-- DATA IN THIS EXERCISE follows --

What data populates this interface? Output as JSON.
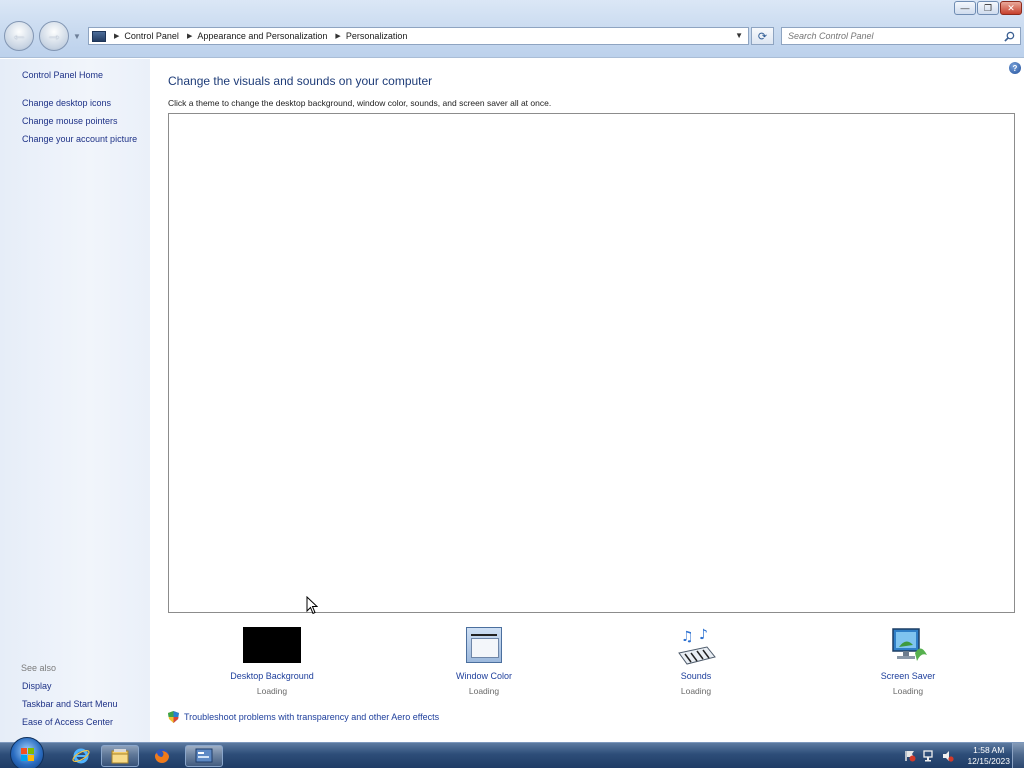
{
  "window": {
    "minimize_label": "—",
    "maximize_label": "❐",
    "close_label": "✕"
  },
  "address": {
    "crumbs": [
      "Control Panel",
      "Appearance and Personalization",
      "Personalization"
    ],
    "search_placeholder": "Search Control Panel"
  },
  "sidebar": {
    "home": "Control Panel Home",
    "links": [
      "Change desktop icons",
      "Change mouse pointers",
      "Change your account picture"
    ],
    "see_also_title": "See also",
    "see_also": [
      "Display",
      "Taskbar and Start Menu",
      "Ease of Access Center"
    ]
  },
  "main": {
    "title": "Change the visuals and sounds on your computer",
    "subtitle": "Click a theme to change the desktop background, window color, sounds, and screen saver all at once.",
    "help_label": "?",
    "tiles": [
      {
        "label": "Desktop Background",
        "status": "Loading"
      },
      {
        "label": "Window Color",
        "status": "Loading"
      },
      {
        "label": "Sounds",
        "status": "Loading"
      },
      {
        "label": "Screen Saver",
        "status": "Loading"
      }
    ],
    "troubleshoot": "Troubleshoot problems with transparency and other Aero effects"
  },
  "taskbar": {
    "time": "1:58 AM",
    "date": "12/15/2023"
  },
  "colors": {
    "link": "#1e3f9c",
    "title": "#1e3c78",
    "taskbar": "#2d4d78"
  }
}
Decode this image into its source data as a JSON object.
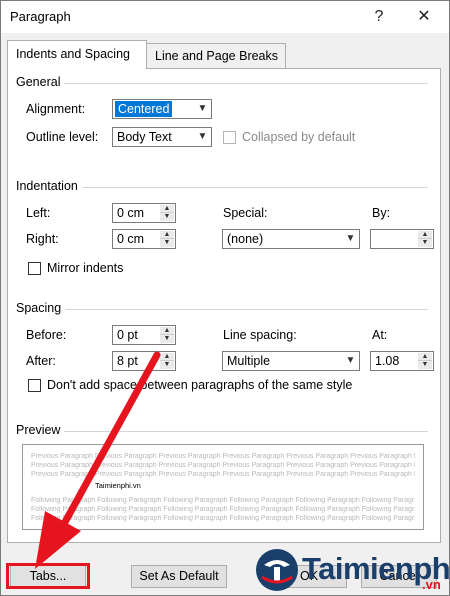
{
  "window": {
    "title": "Paragraph",
    "help_glyph": "?",
    "close_glyph": "✕"
  },
  "tabs": [
    {
      "label": "Indents and Spacing",
      "active": true
    },
    {
      "label": "Line and Page Breaks",
      "active": false
    }
  ],
  "general": {
    "title": "General",
    "alignment_label": "Alignment:",
    "alignment_value": "Centered",
    "outline_label": "Outline level:",
    "outline_value": "Body Text",
    "collapsed_label": "Collapsed by default"
  },
  "indentation": {
    "title": "Indentation",
    "left_label": "Left:",
    "left_value": "0 cm",
    "right_label": "Right:",
    "right_value": "0 cm",
    "special_label": "Special:",
    "special_value": "(none)",
    "by_label": "By:",
    "by_value": "",
    "mirror_label": "Mirror indents"
  },
  "spacing": {
    "title": "Spacing",
    "before_label": "Before:",
    "before_value": "0 pt",
    "after_label": "After:",
    "after_value": "8 pt",
    "line_spacing_label": "Line spacing:",
    "line_spacing_value": "Multiple",
    "at_label": "At:",
    "at_value": "1.08",
    "dont_add_label": "Don't add space between paragraphs of the same style"
  },
  "preview": {
    "title": "Preview",
    "previous_text": "Previous Paragraph Previous Paragraph Previous Paragraph Previous Paragraph Previous Paragraph Previous Paragraph Previous Paragraph",
    "sample_text": "Taimienphi.vn",
    "following_text": "Following Paragraph Following Paragraph Following Paragraph Following Paragraph Following Paragraph Following Paragraph"
  },
  "buttons": {
    "tabs": "Tabs...",
    "set_default": "Set As Default",
    "ok": "OK",
    "cancel": "Cancel"
  },
  "watermark": {
    "brand": "Taimienphi",
    "suffix": ".vn"
  },
  "colors": {
    "highlight": "#e6141e",
    "selection": "#0078d7",
    "brand": "#1b3f6b"
  }
}
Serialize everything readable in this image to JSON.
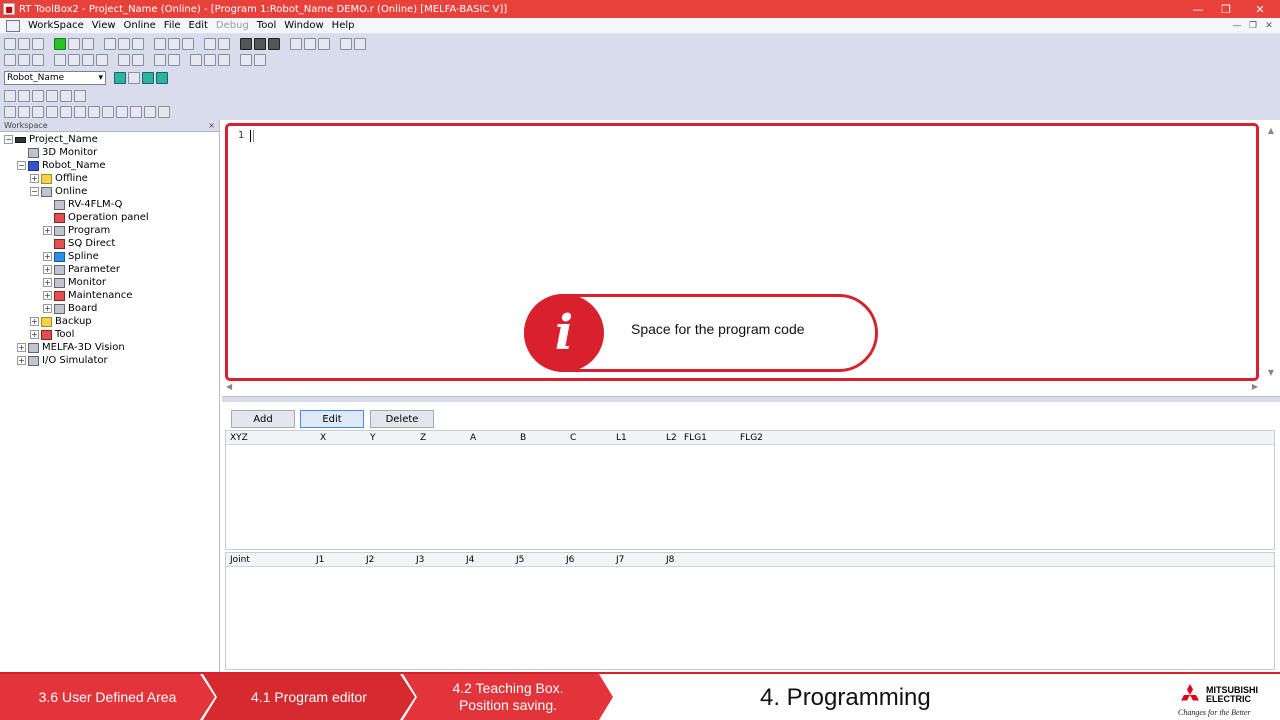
{
  "titlebar": {
    "title": "RT ToolBox2 - Project_Name  (Online) - [Program 1:Robot_Name DEMO.r (Online)  [MELFA-BASIC V]]"
  },
  "menu": {
    "items": [
      "WorkSpace",
      "View",
      "Online",
      "File",
      "Edit",
      "Debug",
      "Tool",
      "Window",
      "Help"
    ]
  },
  "toolbar": {
    "robot_select": "Robot_Name"
  },
  "workspace": {
    "header": "Workspace",
    "close": "×",
    "tree": [
      {
        "label": "Project_Name"
      },
      {
        "label": "3D Monitor"
      },
      {
        "label": "Robot_Name"
      },
      {
        "label": "Offline"
      },
      {
        "label": "Online"
      },
      {
        "label": "RV-4FLM-Q"
      },
      {
        "label": "Operation panel"
      },
      {
        "label": "Program"
      },
      {
        "label": "SQ Direct"
      },
      {
        "label": "Spline"
      },
      {
        "label": "Parameter"
      },
      {
        "label": "Monitor"
      },
      {
        "label": "Maintenance"
      },
      {
        "label": "Board"
      },
      {
        "label": "Backup"
      },
      {
        "label": "Tool"
      },
      {
        "label": "MELFA-3D Vision"
      },
      {
        "label": "I/O Simulator"
      }
    ]
  },
  "editor": {
    "line_number": "1",
    "callout_icon": "i",
    "callout_text": "Space for the program code"
  },
  "positions": {
    "buttons": {
      "add": "Add",
      "edit": "Edit",
      "delete": "Delete"
    },
    "xyz_headers": [
      "XYZ",
      "X",
      "Y",
      "Z",
      "A",
      "B",
      "C",
      "L1",
      "L2",
      "FLG1",
      "FLG2"
    ],
    "joint_headers": [
      "Joint",
      "J1",
      "J2",
      "J3",
      "J4",
      "J5",
      "J6",
      "J7",
      "J8"
    ]
  },
  "bottom_nav": {
    "seg1": "3.6 User Defined Area",
    "seg2": "4.1 Program editor",
    "seg3_line1": "4.2 Teaching Box.",
    "seg3_line2": "Position saving.",
    "title": "4. Programming",
    "logo_line1": "MITSUBISHI",
    "logo_line2": "ELECTRIC",
    "logo_slogan": "Changes for the Better"
  },
  "colors": {
    "accent_red": "#d9202d",
    "titlebar_red": "#e8413b",
    "toolbar_bg": "#d8dcec"
  }
}
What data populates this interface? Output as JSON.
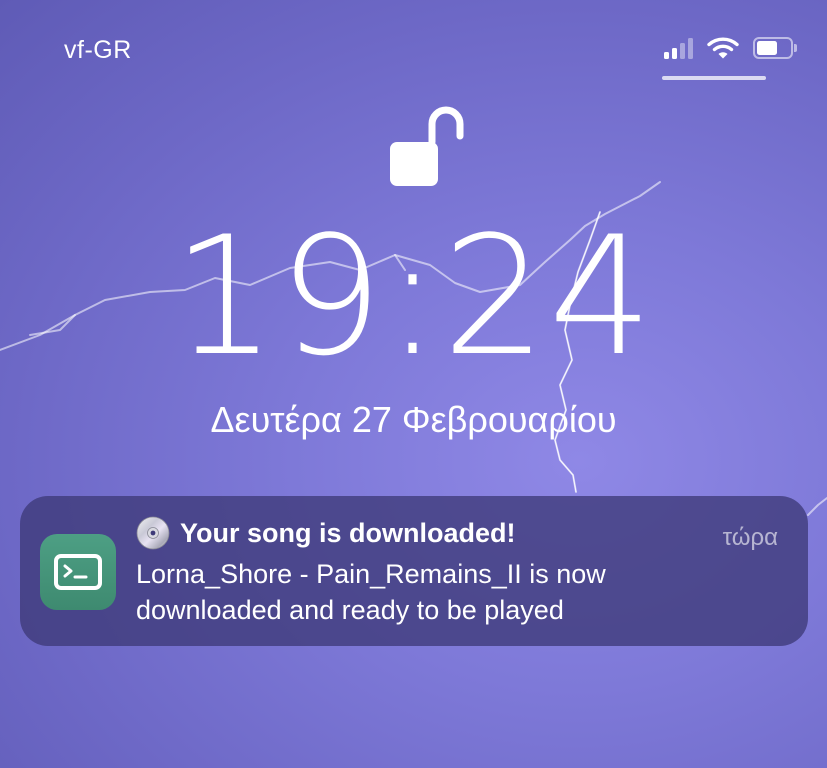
{
  "status_bar": {
    "carrier": "vf-GR",
    "signal_bars_active": 2,
    "signal_bars_total": 4,
    "wifi_icon": "wifi-icon",
    "battery_icon": "battery-icon"
  },
  "lock": {
    "icon": "unlocked-padlock-icon"
  },
  "clock": {
    "time": "19:24",
    "date": "Δευτέρα 27 Φεβρουαρίου"
  },
  "notification": {
    "app_icon": "terminal-app-icon",
    "title_icon": "cd-disc-icon",
    "title": "Your song is downloaded!",
    "time": "τώρα",
    "body_line1": "Lorna_Shore - Pain_Remains_II is now",
    "body_line2": "downloaded and ready to be played"
  },
  "colors": {
    "wallpaper": "#7e79d8",
    "notification_bg": "#3e3a78",
    "app_icon": "#4d9f84"
  }
}
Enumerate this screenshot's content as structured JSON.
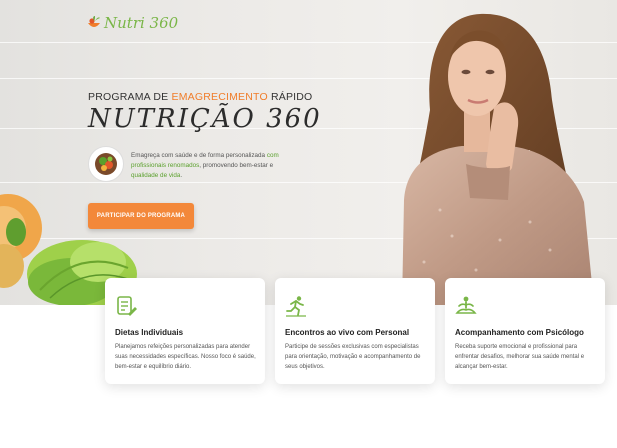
{
  "brand": {
    "logo_text": "Nutri 360",
    "logo_icon": "fruit-bowl-icon",
    "colors": {
      "green": "#7ab648",
      "orange": "#f07d2a",
      "button": "#f3883a"
    }
  },
  "hero": {
    "eyebrow_part1": "PROGRAMA DE ",
    "eyebrow_highlight": "EMAGRECIMENTO",
    "eyebrow_part2": " RÁPIDO",
    "title": "NUTRIÇÃO 360",
    "desc_part1": "Emagreça com saúde e de forma personalizada ",
    "desc_link1": "com profissionais renomados",
    "desc_part2": ", promovendo bem-estar e ",
    "desc_link2": "qualidade de vida",
    "desc_part3": ".",
    "cta_label": "PARTICIPAR DO PROGRAMA"
  },
  "features": [
    {
      "icon": "document-edit-icon",
      "title": "Dietas Individuais",
      "text": "Planejamos refeições personalizadas para atender suas necessidades específicas. Nosso foco é saúde, bem-estar e equilíbrio diário."
    },
    {
      "icon": "runner-icon",
      "title": "Encontros ao vivo com Personal",
      "text": "Participe de sessões exclusivas com especialistas para orientação, motivação e acompanhamento de seus objetivos."
    },
    {
      "icon": "meditation-icon",
      "title": "Acompanhamento com Psicólogo",
      "text": "Receba suporte emocional e profissional para enfrentar desafios, melhorar sua saúde mental e alcançar bem-estar."
    }
  ]
}
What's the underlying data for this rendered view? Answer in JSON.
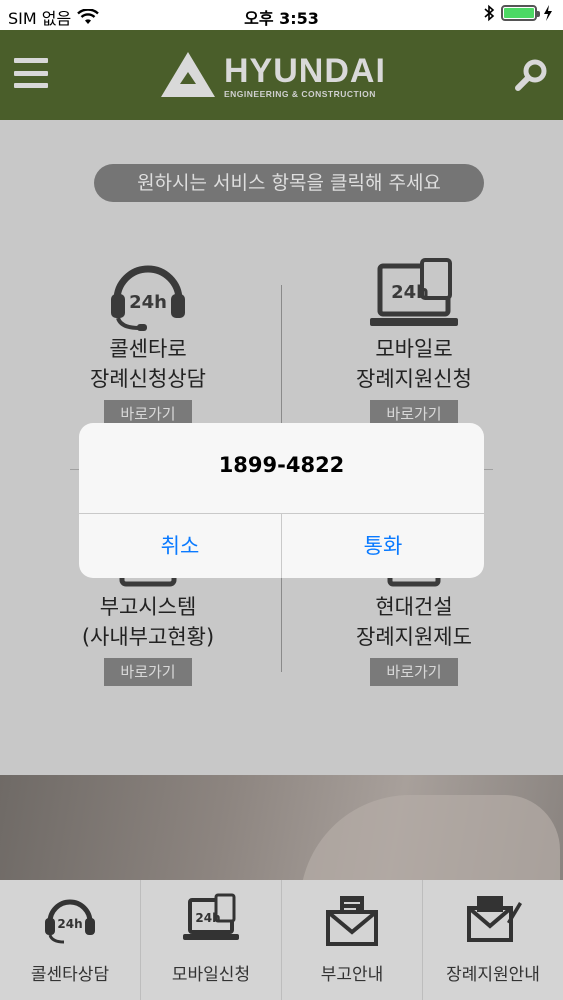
{
  "status_bar": {
    "carrier": "SIM 없음",
    "time": "오후 3:53"
  },
  "header": {
    "logo_text": "HYUNDAI",
    "logo_subtext": "ENGINEERING & CONSTRUCTION"
  },
  "main": {
    "guide_text": "원하시는 서비스 항목을 클릭해 주세요",
    "services": [
      {
        "icon": "headset-24h-icon",
        "line1": "콜센타로",
        "line2": "장례신청상담",
        "button": "바로가기"
      },
      {
        "icon": "laptop-24h-icon",
        "line1": "모바일로",
        "line2": "장례지원신청",
        "button": "바로가기"
      },
      {
        "icon": "document-icon",
        "line1": "부고시스템",
        "line2": "(사내부고현황)",
        "button": "바로가기"
      },
      {
        "icon": "building-icon",
        "line1": "현대건설",
        "line2": "장례지원제도",
        "button": "바로가기"
      }
    ]
  },
  "tab_bar": {
    "tabs": [
      {
        "icon": "headset-24h-icon",
        "label": "콜센타상담"
      },
      {
        "icon": "laptop-24h-icon",
        "label": "모바일신청"
      },
      {
        "icon": "envelope-icon",
        "label": "부고안내"
      },
      {
        "icon": "letter-pen-icon",
        "label": "장례지원안내"
      }
    ]
  },
  "alert": {
    "message": "1899-4822",
    "cancel_label": "취소",
    "call_label": "통화"
  },
  "colors": {
    "header_bg": "#4a5e2a",
    "alert_button": "#0a7aff",
    "battery": "#4cd964"
  }
}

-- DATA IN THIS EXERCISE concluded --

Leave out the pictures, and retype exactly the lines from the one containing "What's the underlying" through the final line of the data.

#### RESULT:
What's the underlying data for this rendered view? Answer in JSON.
{
  "status_bar": {
    "carrier": "SIM 없음",
    "time": "오후 3:53"
  },
  "header": {
    "logo_text": "HYUNDAI",
    "logo_subtext": "ENGINEERING & CONSTRUCTION"
  },
  "main": {
    "guide_text": "원하시는 서비스 항목을 클릭해 주세요",
    "services": [
      {
        "icon": "headset-24h-icon",
        "line1": "콜센타로",
        "line2": "장례신청상담",
        "button": "바로가기"
      },
      {
        "icon": "laptop-24h-icon",
        "line1": "모바일로",
        "line2": "장례지원신청",
        "button": "바로가기"
      },
      {
        "icon": "document-icon",
        "line1": "부고시스템",
        "line2": "(사내부고현황)",
        "button": "바로가기"
      },
      {
        "icon": "building-icon",
        "line1": "현대건설",
        "line2": "장례지원제도",
        "button": "바로가기"
      }
    ]
  },
  "tab_bar": {
    "tabs": [
      {
        "icon": "headset-24h-icon",
        "label": "콜센타상담"
      },
      {
        "icon": "laptop-24h-icon",
        "label": "모바일신청"
      },
      {
        "icon": "envelope-icon",
        "label": "부고안내"
      },
      {
        "icon": "letter-pen-icon",
        "label": "장례지원안내"
      }
    ]
  },
  "alert": {
    "message": "1899-4822",
    "cancel_label": "취소",
    "call_label": "통화"
  },
  "colors": {
    "header_bg": "#4a5e2a",
    "alert_button": "#0a7aff",
    "battery": "#4cd964"
  }
}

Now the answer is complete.